Assignment
Go through the records below and copy out every line holding "this".

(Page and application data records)
>>>>>
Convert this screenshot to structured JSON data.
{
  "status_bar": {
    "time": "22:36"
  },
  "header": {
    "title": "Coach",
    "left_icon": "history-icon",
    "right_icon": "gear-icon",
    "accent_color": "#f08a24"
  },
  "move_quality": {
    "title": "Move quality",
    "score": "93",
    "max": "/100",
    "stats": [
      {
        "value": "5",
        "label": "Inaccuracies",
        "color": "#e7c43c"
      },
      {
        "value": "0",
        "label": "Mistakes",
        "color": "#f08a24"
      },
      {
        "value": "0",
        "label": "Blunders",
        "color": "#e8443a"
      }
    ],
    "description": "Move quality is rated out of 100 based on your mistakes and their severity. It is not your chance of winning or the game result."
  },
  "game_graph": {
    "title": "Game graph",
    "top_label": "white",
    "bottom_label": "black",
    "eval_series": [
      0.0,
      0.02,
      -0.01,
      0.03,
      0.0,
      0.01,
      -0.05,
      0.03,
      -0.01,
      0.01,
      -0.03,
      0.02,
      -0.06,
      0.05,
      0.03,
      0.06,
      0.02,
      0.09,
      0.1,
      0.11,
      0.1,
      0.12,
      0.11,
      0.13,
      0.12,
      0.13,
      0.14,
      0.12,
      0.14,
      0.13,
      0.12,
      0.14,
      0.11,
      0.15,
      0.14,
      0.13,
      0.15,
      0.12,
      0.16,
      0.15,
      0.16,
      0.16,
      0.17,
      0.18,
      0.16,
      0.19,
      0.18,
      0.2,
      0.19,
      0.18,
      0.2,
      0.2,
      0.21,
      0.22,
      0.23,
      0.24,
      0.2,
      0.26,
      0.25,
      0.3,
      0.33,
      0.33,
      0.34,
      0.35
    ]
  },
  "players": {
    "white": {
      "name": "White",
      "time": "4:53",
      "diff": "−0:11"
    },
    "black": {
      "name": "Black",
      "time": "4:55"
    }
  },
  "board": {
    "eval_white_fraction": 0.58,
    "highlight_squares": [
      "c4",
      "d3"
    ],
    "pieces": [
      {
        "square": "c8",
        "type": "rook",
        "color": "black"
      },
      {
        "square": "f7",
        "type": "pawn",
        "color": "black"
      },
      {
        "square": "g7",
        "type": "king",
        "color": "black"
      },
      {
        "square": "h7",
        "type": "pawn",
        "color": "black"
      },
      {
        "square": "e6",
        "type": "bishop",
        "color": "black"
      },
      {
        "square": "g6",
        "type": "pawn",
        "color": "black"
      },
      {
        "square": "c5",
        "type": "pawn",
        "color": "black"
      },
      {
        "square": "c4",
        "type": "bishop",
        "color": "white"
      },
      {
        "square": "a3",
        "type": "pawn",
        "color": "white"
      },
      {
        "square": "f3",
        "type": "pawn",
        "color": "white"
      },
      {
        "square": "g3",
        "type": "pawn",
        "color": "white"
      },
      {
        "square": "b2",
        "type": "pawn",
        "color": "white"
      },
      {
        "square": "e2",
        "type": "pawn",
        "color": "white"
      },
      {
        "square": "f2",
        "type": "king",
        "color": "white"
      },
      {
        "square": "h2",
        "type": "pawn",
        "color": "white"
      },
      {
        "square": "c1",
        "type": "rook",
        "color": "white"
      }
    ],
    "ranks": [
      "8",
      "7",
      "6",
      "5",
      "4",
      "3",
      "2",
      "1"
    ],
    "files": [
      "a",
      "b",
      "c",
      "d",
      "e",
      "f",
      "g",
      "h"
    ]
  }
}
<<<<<
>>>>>
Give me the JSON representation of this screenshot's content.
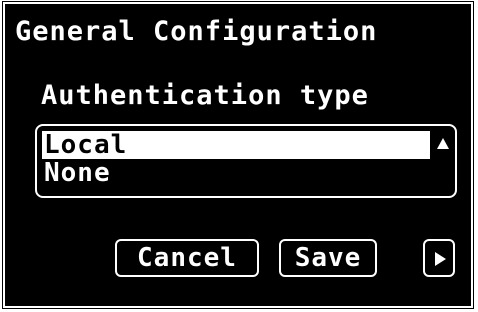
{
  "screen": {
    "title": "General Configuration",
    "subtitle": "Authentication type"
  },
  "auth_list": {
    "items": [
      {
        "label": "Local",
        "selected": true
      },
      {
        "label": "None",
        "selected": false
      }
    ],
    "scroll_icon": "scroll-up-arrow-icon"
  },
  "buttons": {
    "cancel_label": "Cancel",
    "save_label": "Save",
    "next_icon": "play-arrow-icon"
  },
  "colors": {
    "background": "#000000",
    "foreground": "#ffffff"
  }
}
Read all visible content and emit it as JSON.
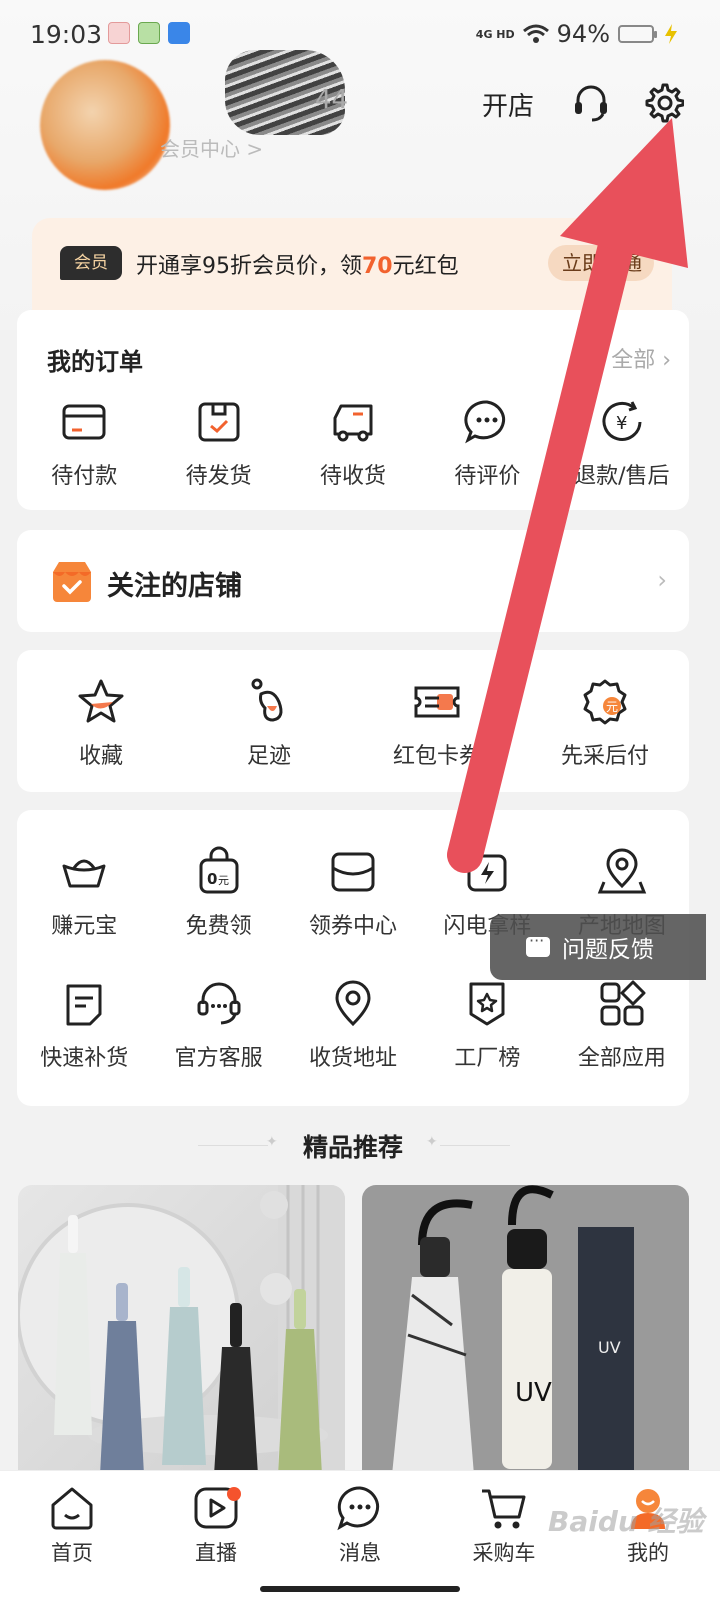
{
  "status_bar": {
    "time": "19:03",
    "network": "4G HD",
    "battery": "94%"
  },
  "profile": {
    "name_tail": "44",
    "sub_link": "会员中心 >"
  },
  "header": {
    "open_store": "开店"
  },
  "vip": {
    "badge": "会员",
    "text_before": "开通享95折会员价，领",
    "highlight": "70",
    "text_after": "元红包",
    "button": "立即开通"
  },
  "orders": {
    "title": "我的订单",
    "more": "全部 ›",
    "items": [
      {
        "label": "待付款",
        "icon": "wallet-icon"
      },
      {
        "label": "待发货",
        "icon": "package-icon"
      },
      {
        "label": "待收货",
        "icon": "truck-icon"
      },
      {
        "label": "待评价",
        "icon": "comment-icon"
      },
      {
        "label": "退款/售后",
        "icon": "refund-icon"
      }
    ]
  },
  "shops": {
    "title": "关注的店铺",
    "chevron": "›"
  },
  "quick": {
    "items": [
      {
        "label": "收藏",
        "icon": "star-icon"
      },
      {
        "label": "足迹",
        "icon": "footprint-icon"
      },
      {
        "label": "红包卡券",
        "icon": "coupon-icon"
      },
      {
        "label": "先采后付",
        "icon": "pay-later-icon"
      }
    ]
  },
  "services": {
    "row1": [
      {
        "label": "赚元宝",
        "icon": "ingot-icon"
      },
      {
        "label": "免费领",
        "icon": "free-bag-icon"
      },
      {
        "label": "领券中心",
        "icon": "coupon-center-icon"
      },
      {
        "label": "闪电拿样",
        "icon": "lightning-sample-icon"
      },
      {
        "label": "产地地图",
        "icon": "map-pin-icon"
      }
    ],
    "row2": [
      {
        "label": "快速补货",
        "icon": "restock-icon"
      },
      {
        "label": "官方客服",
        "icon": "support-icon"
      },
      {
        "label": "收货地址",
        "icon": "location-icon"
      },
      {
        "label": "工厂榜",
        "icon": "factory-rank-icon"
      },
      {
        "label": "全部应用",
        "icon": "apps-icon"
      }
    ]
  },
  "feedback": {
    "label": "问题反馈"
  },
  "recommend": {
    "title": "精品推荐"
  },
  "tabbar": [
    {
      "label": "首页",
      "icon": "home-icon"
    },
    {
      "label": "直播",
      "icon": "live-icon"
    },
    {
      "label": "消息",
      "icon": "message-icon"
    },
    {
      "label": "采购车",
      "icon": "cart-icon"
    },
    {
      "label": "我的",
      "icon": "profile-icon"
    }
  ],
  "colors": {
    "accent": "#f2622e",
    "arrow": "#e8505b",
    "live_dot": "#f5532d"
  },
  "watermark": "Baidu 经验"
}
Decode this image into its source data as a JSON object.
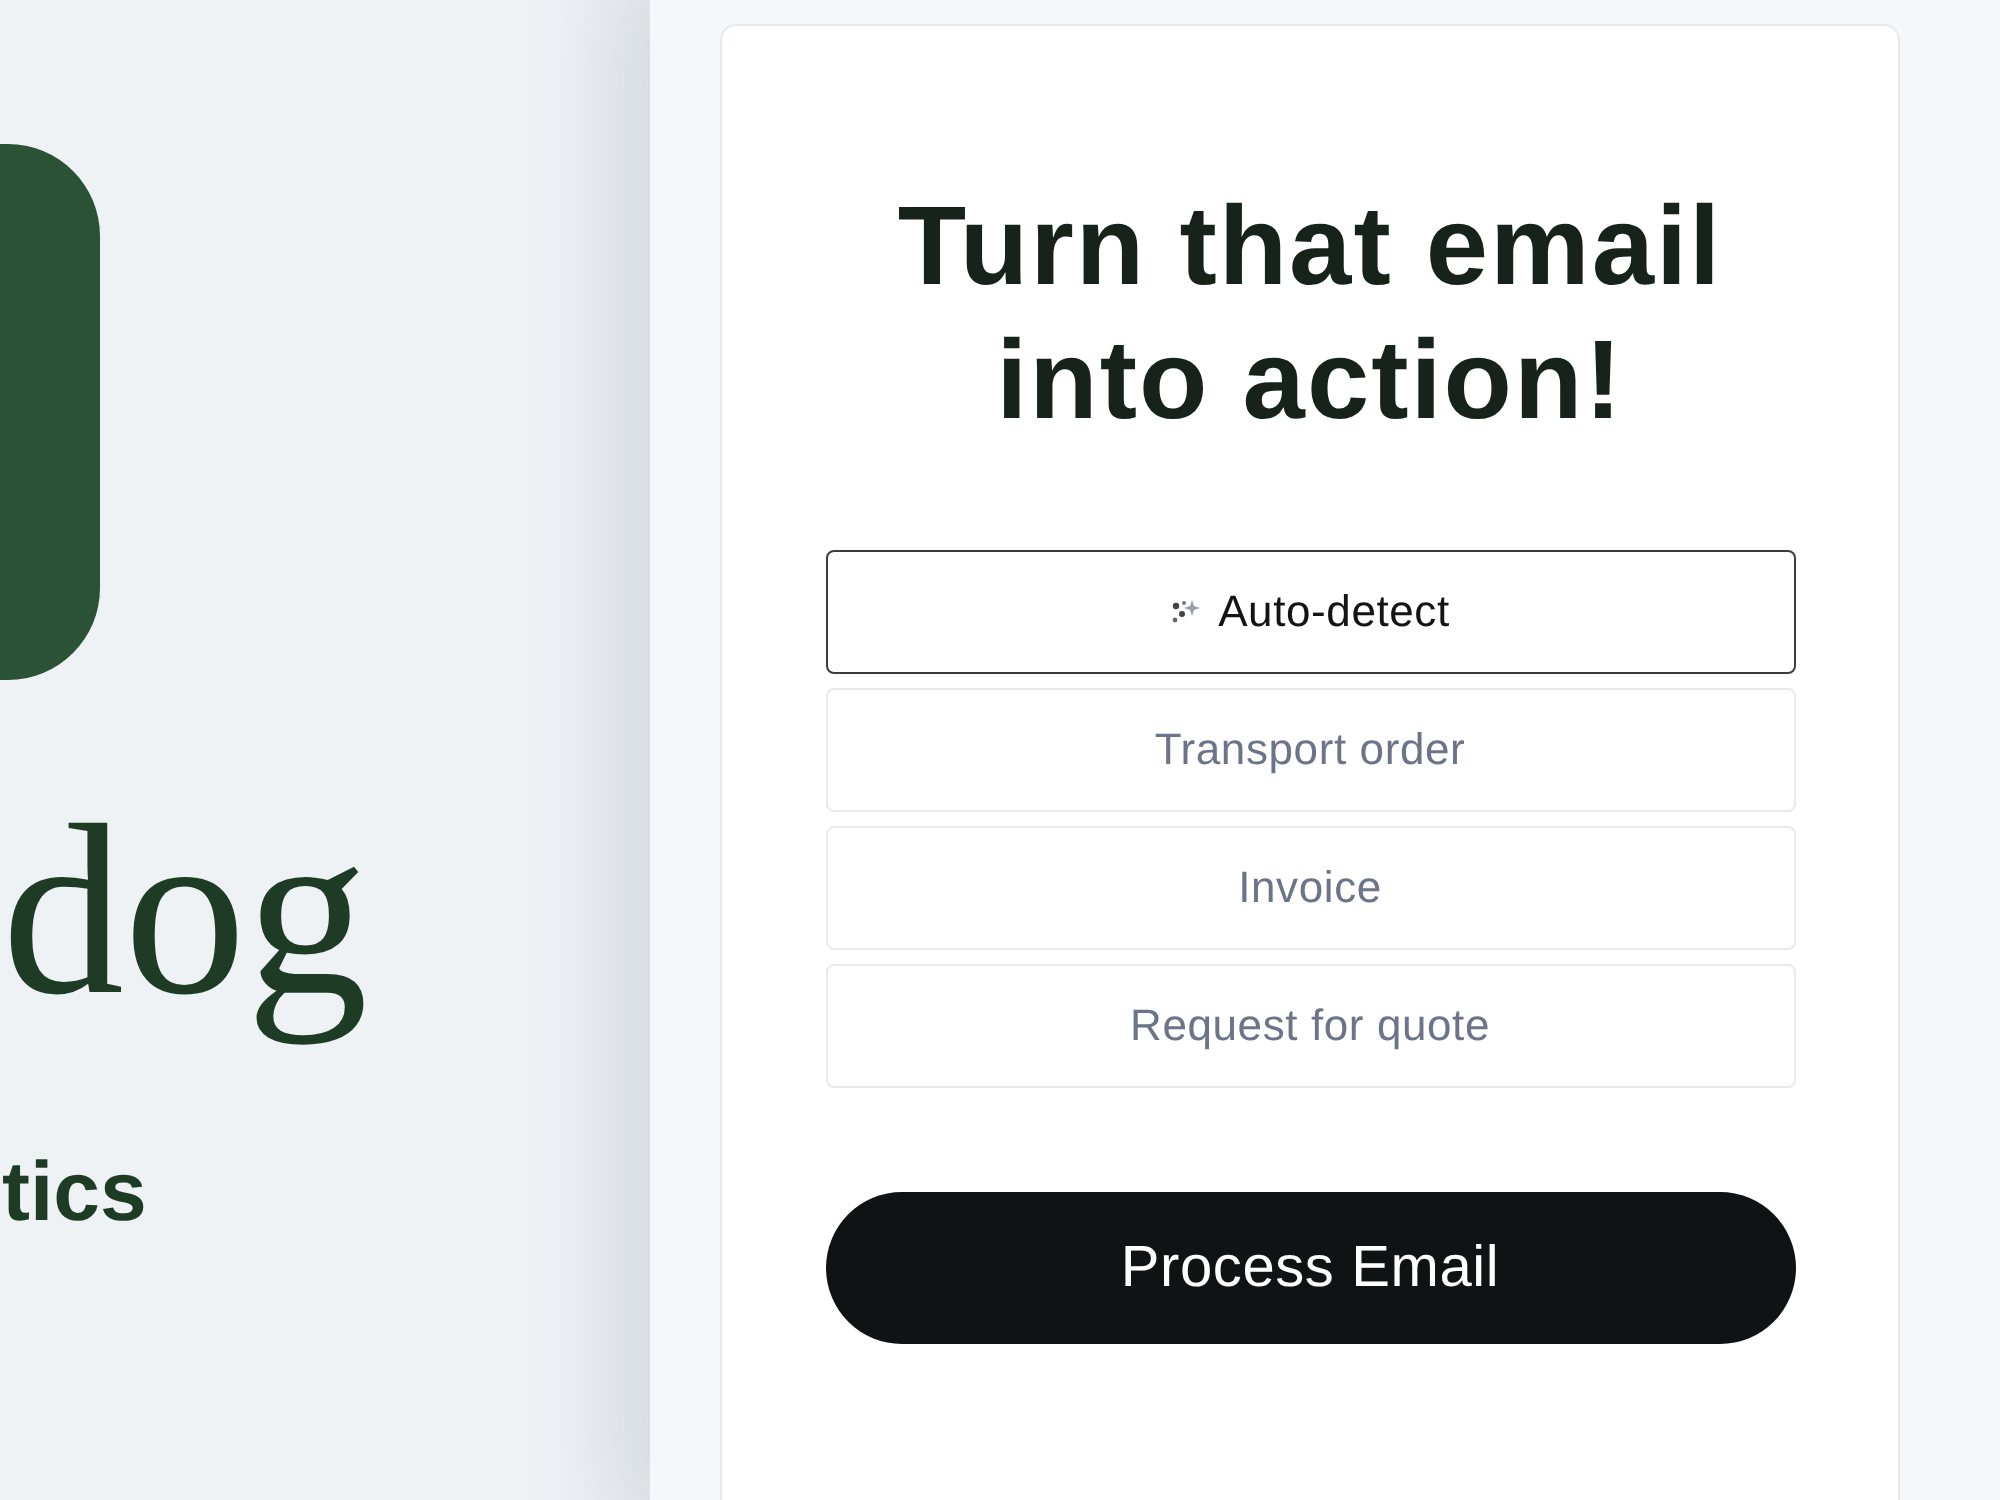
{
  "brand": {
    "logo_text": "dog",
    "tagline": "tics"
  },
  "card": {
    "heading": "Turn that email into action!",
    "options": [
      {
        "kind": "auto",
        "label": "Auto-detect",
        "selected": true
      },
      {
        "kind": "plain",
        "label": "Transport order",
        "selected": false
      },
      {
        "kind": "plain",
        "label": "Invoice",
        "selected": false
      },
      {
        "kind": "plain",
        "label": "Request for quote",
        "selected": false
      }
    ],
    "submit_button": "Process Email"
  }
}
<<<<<
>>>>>
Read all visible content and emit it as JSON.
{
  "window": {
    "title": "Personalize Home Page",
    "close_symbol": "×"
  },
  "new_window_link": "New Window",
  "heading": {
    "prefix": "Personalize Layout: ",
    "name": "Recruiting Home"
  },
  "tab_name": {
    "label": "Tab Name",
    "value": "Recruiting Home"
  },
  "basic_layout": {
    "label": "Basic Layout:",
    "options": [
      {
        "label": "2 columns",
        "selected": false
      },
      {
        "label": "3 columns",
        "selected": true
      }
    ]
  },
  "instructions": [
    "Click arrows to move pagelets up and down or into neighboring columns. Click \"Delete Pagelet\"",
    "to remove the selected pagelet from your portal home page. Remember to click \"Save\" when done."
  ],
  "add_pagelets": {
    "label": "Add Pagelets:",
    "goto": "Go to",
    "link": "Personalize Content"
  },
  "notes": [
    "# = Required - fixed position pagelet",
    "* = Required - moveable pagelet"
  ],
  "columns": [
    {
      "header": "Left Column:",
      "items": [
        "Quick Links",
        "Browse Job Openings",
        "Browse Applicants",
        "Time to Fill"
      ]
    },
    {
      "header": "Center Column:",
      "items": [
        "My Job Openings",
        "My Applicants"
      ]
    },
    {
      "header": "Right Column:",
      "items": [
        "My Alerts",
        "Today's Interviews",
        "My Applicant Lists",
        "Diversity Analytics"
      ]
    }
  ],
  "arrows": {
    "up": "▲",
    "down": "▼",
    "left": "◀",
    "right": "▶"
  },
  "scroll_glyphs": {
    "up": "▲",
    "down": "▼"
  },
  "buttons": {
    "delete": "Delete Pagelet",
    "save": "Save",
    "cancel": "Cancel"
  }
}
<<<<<
Solution to the exercise
Convert this screenshot to structured JSON data.
Give me the JSON representation of this screenshot's content.
Decode this image into its source data as a JSON object.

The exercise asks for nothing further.